The problem
Every single entry below should be reproduced verbatim.

Records from a dataset
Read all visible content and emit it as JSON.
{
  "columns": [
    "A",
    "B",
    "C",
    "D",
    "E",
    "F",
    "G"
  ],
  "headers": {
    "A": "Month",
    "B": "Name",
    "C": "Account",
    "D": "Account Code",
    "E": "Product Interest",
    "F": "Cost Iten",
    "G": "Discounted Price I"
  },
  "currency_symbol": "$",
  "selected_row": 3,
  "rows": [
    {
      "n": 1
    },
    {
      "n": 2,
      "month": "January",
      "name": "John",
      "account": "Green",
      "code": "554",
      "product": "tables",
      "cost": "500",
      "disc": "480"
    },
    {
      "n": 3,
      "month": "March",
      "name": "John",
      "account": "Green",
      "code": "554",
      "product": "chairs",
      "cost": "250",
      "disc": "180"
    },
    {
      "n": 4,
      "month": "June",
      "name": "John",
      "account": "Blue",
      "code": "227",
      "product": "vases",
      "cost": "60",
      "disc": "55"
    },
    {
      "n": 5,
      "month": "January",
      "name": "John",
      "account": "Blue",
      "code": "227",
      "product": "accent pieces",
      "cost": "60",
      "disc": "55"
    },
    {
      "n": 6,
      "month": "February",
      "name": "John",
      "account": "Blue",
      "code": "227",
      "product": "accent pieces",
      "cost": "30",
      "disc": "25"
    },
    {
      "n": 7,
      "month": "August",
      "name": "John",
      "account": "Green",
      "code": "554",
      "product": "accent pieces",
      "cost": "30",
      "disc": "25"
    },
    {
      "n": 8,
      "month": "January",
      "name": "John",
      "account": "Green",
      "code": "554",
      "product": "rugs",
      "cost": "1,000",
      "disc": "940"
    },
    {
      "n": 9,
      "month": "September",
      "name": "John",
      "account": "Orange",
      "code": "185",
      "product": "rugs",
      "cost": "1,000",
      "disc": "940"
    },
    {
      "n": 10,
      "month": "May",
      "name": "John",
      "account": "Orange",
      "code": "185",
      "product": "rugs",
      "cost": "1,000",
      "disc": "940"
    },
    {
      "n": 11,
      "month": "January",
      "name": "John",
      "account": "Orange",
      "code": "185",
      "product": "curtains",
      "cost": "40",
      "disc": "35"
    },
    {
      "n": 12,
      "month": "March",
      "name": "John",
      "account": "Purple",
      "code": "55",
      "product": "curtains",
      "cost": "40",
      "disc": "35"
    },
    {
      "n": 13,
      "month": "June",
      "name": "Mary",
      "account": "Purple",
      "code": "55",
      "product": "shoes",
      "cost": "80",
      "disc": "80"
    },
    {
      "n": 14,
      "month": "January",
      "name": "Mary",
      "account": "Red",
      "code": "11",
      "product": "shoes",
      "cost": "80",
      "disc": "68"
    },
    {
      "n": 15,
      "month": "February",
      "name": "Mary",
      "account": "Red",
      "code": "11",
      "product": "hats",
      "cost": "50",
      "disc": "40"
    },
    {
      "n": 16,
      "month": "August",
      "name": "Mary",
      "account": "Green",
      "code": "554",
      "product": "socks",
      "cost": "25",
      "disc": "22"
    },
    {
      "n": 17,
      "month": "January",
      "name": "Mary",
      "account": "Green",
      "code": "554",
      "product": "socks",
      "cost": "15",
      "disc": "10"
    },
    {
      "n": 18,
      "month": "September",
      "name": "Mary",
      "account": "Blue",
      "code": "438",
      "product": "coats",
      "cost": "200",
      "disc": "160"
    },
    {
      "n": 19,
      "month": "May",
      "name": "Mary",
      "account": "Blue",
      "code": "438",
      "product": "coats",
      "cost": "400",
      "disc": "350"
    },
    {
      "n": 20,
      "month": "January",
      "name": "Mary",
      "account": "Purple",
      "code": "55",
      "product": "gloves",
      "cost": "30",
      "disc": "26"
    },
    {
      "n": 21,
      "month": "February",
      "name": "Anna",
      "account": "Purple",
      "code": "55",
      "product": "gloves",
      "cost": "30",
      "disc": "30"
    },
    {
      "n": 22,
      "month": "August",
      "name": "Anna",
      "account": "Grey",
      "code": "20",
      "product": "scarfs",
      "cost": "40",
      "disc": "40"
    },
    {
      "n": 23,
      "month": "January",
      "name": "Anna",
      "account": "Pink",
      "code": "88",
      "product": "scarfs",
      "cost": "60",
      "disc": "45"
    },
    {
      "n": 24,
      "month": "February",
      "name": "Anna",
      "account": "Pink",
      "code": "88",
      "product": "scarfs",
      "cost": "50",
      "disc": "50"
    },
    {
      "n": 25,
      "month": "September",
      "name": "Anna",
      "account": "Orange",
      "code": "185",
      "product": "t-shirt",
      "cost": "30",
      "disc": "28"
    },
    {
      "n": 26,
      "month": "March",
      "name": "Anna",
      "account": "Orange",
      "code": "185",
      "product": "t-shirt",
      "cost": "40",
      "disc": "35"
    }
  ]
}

Completed task
Read all visible content and emit it as JSON.
{
  "columns": [
    "A",
    "B",
    "C",
    "D",
    "E",
    "F",
    "G"
  ],
  "headers": {
    "A": "Month",
    "B": "Name",
    "C": "Account",
    "D": "Account Code",
    "E": "Product Interest",
    "F": "Cost Iten",
    "G": "Discounted Price I"
  },
  "currency_symbol": "$",
  "selected_row": 3,
  "rows": [
    {
      "n": 1
    },
    {
      "n": 2,
      "month": "January",
      "name": "John",
      "account": "Green",
      "code": "554",
      "product": "tables",
      "cost": "500",
      "disc": "480"
    },
    {
      "n": 3,
      "month": "March",
      "name": "John",
      "account": "Green",
      "code": "554",
      "product": "chairs",
      "cost": "250",
      "disc": "180"
    },
    {
      "n": 4,
      "month": "June",
      "name": "John",
      "account": "Blue",
      "code": "227",
      "product": "vases",
      "cost": "60",
      "disc": "55"
    },
    {
      "n": 5,
      "month": "January",
      "name": "John",
      "account": "Blue",
      "code": "227",
      "product": "accent pieces",
      "cost": "60",
      "disc": "55"
    },
    {
      "n": 6,
      "month": "February",
      "name": "John",
      "account": "Blue",
      "code": "227",
      "product": "accent pieces",
      "cost": "30",
      "disc": "25"
    },
    {
      "n": 7,
      "month": "August",
      "name": "John",
      "account": "Green",
      "code": "554",
      "product": "accent pieces",
      "cost": "30",
      "disc": "25"
    },
    {
      "n": 8,
      "month": "January",
      "name": "John",
      "account": "Green",
      "code": "554",
      "product": "rugs",
      "cost": "1,000",
      "disc": "940"
    },
    {
      "n": 9,
      "month": "September",
      "name": "John",
      "account": "Orange",
      "code": "185",
      "product": "rugs",
      "cost": "1,000",
      "disc": "940"
    },
    {
      "n": 10,
      "month": "May",
      "name": "John",
      "account": "Orange",
      "code": "185",
      "product": "rugs",
      "cost": "1,000",
      "disc": "940"
    },
    {
      "n": 11,
      "month": "January",
      "name": "John",
      "account": "Orange",
      "code": "185",
      "product": "curtains",
      "cost": "40",
      "disc": "35"
    },
    {
      "n": 12,
      "month": "March",
      "name": "John",
      "account": "Purple",
      "code": "55",
      "product": "curtains",
      "cost": "40",
      "disc": "35"
    },
    {
      "n": 13,
      "month": "June",
      "name": "Mary",
      "account": "Purple",
      "code": "55",
      "product": "shoes",
      "cost": "80",
      "disc": "80"
    },
    {
      "n": 14,
      "month": "January",
      "name": "Mary",
      "account": "Red",
      "code": "11",
      "product": "shoes",
      "cost": "80",
      "disc": "68"
    },
    {
      "n": 15,
      "month": "February",
      "name": "Mary",
      "account": "Red",
      "code": "11",
      "product": "hats",
      "cost": "50",
      "disc": "40"
    },
    {
      "n": 16,
      "month": "August",
      "name": "Mary",
      "account": "Green",
      "code": "554",
      "product": "socks",
      "cost": "25",
      "disc": "22"
    },
    {
      "n": 17,
      "month": "January",
      "name": "Mary",
      "account": "Green",
      "code": "554",
      "product": "socks",
      "cost": "15",
      "disc": "10"
    },
    {
      "n": 18,
      "month": "September",
      "name": "Mary",
      "account": "Blue",
      "code": "438",
      "product": "coats",
      "cost": "200",
      "disc": "160"
    },
    {
      "n": 19,
      "month": "May",
      "name": "Mary",
      "account": "Blue",
      "code": "438",
      "product": "coats",
      "cost": "400",
      "disc": "350"
    },
    {
      "n": 20,
      "month": "January",
      "name": "Mary",
      "account": "Purple",
      "code": "55",
      "product": "gloves",
      "cost": "30",
      "disc": "26"
    },
    {
      "n": 21,
      "month": "February",
      "name": "Anna",
      "account": "Purple",
      "code": "55",
      "product": "gloves",
      "cost": "30",
      "disc": "30"
    },
    {
      "n": 22,
      "month": "August",
      "name": "Anna",
      "account": "Grey",
      "code": "20",
      "product": "scarfs",
      "cost": "40",
      "disc": "40"
    },
    {
      "n": 23,
      "month": "January",
      "name": "Anna",
      "account": "Pink",
      "code": "88",
      "product": "scarfs",
      "cost": "60",
      "disc": "45"
    },
    {
      "n": 24,
      "month": "February",
      "name": "Anna",
      "account": "Pink",
      "code": "88",
      "product": "scarfs",
      "cost": "50",
      "disc": "50"
    },
    {
      "n": 25,
      "month": "September",
      "name": "Anna",
      "account": "Orange",
      "code": "185",
      "product": "t-shirt",
      "cost": "30",
      "disc": "28"
    },
    {
      "n": 26,
      "month": "March",
      "name": "Anna",
      "account": "Orange",
      "code": "185",
      "product": "t-shirt",
      "cost": "40",
      "disc": "35"
    }
  ]
}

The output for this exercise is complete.